Re: relational data as a bona fide member of the SM

On Thu, Nov 3, 2011 at 8:16 PM, Jeen Broekstra <>wrote:

> On 04/11/11 11:22, Alexandre Riazanov wrote:
>  I don't have a problem with the OWA in general. The problem is the
>> OWA is there even when you don't want it, specifically when you want
>>  to be able to specify a piece of data completely and unambiguously.
> IMHO, this has little to do with the OWA. By all means, go ahead and
> specify your data completely and unambiguously. Me adding additional (or
> even conflicting) data about your data somewhere on the Web does not
> suddenly invalidate _your_ data, or make it any less complete or
> unambiguous. This is a provenance/trust-issue (whose data do you take into
> account, and whose do you ignore?), not an OWA issue.
> The open world assumption is about allowing anyone to say anything about
> everything, but it is not forcing you to take what everyone else says at
> face value.
>   With OWA, you cannot compute the length of a list because somebody
>> else can redefine the list somewhere.
> 1) this is not true if you use the rdf:List construct, which specifically
> models a closed list (indeed, it was introduced into RDF for this very
> reason).

Assuming that the list is identified with a URI, someone can add different
rdf:first and rdf:rest to it. Indeed, considering provenance may alleviate
this problem sometimes. What if you want to trust both sources of
information that define the list?

> 2) even if it were true, what's stopping you from just treating your
> dataset as closed and computing the length anyway?
If you have two definitions/descriptions of the list, which length will you
report to the user? Both?
Moreover, you can have two definitions in the same graph from the same

Another situation is when your graph is growing incrementally and at no
point in time you can assume it is complete. Then, if you have bags or sets
described with some sort of membership
predicates (like rdf:_1), to indicate when the set description is complete
you have to use ad hoc tricks, like assigning the cardinality explicitly.
It would be much easier with some general syntactic mechanism allowing to
say "these are all the elements of the set". Sets, bags, lists
are data structures.

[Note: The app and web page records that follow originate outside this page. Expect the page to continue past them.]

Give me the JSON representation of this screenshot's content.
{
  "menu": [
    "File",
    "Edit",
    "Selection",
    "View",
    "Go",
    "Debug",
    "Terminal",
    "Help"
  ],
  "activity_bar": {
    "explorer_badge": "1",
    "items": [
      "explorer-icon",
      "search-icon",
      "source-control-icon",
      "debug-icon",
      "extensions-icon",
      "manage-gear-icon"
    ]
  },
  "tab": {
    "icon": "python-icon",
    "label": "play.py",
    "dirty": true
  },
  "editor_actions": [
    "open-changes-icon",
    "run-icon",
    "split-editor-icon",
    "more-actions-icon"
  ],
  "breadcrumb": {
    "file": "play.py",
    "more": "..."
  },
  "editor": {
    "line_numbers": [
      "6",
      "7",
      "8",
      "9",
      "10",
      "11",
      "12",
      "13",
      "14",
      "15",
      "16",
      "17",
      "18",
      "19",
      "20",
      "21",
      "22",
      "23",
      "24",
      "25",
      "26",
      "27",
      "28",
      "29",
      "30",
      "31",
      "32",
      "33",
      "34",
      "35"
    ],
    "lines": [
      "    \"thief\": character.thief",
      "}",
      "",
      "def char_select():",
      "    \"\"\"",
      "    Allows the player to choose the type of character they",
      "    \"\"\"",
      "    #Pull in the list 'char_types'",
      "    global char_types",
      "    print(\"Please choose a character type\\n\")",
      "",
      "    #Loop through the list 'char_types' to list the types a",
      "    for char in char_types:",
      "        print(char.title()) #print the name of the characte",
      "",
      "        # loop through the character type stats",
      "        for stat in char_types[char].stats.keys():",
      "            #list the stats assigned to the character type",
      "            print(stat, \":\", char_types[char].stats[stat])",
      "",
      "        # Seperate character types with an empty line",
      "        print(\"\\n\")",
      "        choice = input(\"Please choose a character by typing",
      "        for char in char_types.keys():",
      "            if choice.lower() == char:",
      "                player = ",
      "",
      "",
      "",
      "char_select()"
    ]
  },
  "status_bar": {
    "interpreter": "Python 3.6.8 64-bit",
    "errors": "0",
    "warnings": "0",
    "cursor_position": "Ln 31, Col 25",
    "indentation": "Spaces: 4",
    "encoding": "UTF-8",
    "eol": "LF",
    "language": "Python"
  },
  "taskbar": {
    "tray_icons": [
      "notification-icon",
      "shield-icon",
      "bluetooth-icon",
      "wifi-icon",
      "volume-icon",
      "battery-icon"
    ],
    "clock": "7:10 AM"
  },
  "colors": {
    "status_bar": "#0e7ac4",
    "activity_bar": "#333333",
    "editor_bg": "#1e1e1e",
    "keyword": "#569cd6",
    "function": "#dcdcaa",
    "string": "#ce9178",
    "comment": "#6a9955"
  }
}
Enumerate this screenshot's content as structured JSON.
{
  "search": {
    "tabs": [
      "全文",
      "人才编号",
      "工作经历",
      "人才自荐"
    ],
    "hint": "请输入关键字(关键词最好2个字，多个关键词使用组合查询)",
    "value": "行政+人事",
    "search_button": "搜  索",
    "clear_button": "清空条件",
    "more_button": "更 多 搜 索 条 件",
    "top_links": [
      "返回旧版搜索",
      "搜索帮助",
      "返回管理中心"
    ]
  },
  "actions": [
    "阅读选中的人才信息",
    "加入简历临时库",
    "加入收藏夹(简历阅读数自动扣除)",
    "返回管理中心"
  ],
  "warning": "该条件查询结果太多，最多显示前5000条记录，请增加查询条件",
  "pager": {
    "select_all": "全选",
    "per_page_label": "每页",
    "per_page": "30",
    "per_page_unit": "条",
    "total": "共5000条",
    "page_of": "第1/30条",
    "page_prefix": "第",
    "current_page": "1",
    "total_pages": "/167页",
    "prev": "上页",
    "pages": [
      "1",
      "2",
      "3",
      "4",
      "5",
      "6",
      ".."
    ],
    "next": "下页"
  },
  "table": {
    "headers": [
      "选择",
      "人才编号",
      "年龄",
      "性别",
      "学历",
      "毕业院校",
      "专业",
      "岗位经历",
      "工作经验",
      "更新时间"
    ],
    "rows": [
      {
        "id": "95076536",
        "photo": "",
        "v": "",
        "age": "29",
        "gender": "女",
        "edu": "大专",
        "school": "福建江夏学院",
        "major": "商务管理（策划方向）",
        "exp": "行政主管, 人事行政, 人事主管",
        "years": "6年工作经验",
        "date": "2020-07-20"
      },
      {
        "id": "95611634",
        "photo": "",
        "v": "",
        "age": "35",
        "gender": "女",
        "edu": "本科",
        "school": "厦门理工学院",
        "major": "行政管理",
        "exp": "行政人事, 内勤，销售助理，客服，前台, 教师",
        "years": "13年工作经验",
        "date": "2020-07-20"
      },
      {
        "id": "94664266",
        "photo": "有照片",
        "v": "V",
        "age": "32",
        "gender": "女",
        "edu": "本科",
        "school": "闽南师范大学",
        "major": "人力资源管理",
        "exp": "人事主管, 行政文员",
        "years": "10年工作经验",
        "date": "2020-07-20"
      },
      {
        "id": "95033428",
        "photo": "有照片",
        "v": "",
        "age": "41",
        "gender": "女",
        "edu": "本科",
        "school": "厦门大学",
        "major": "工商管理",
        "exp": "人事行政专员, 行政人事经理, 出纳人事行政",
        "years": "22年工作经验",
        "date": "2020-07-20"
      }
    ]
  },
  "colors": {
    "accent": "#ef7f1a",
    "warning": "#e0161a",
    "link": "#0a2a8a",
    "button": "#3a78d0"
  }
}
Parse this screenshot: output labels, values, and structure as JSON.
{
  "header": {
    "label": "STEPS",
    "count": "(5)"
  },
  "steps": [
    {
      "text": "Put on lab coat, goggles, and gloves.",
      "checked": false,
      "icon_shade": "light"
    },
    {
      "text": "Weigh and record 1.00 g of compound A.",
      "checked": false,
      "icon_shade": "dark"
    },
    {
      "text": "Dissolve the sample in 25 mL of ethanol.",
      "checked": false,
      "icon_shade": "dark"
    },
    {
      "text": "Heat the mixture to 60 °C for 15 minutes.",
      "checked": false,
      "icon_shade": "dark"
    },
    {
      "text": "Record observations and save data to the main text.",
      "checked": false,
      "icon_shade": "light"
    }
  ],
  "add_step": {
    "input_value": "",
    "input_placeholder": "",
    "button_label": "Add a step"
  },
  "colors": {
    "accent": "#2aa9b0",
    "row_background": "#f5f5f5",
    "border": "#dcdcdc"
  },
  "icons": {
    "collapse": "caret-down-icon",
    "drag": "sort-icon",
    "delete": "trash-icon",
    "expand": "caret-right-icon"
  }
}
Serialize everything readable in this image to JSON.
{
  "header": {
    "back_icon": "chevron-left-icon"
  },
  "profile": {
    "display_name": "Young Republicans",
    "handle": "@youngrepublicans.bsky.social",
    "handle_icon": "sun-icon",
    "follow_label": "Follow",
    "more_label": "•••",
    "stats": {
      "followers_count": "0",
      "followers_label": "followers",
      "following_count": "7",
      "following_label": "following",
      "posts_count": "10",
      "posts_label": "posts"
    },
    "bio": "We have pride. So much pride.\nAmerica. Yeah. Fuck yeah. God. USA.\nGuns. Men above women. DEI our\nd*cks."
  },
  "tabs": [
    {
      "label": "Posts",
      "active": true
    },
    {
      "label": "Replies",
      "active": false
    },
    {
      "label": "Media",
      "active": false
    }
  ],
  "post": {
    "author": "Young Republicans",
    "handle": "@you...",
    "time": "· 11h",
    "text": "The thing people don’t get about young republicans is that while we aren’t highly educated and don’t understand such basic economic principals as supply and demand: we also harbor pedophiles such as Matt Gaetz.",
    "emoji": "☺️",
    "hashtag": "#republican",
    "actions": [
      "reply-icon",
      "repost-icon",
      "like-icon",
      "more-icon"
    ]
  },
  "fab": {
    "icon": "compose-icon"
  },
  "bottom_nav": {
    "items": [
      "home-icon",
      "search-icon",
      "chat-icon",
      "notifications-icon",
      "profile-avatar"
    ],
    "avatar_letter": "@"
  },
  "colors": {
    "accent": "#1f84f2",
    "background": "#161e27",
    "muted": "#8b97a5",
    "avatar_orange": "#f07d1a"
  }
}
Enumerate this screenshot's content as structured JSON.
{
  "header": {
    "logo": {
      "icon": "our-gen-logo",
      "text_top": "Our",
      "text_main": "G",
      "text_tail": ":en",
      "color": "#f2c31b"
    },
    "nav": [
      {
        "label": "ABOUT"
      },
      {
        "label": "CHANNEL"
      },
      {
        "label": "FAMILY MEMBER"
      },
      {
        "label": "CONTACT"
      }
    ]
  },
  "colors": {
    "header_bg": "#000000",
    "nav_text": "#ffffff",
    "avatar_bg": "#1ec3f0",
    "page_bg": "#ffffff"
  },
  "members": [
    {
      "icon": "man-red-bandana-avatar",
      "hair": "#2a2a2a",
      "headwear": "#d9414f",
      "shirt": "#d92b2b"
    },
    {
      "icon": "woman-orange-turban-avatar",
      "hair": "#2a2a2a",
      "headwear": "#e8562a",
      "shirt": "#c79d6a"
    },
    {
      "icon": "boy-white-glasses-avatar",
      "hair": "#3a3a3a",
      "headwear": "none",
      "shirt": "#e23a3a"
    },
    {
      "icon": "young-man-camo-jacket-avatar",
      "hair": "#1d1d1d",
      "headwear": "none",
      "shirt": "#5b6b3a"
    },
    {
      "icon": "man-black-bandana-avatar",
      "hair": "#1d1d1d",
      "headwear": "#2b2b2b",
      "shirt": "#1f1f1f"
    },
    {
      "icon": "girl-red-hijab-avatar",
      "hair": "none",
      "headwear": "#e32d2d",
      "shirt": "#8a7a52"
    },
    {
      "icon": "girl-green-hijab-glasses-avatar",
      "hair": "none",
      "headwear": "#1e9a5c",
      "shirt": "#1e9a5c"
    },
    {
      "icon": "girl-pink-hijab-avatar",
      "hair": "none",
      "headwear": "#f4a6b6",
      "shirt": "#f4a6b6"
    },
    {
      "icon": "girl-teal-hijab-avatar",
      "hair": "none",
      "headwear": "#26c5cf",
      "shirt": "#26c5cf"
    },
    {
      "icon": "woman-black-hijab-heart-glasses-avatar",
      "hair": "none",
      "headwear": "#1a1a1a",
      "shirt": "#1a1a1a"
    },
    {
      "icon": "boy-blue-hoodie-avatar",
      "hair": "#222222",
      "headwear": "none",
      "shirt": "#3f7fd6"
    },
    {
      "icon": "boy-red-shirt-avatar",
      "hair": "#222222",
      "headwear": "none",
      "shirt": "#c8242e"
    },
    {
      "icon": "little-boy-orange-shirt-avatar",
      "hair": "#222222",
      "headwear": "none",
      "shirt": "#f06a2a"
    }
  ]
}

Why treat them as individuals?



Alexandre Riazanov (Alexander Ryazanov), PhD
Saint John, New Brunswick, Canada
Skype: alexandre.riazanov

Received on Sunday, 6 November 2011 16:04:28 UTC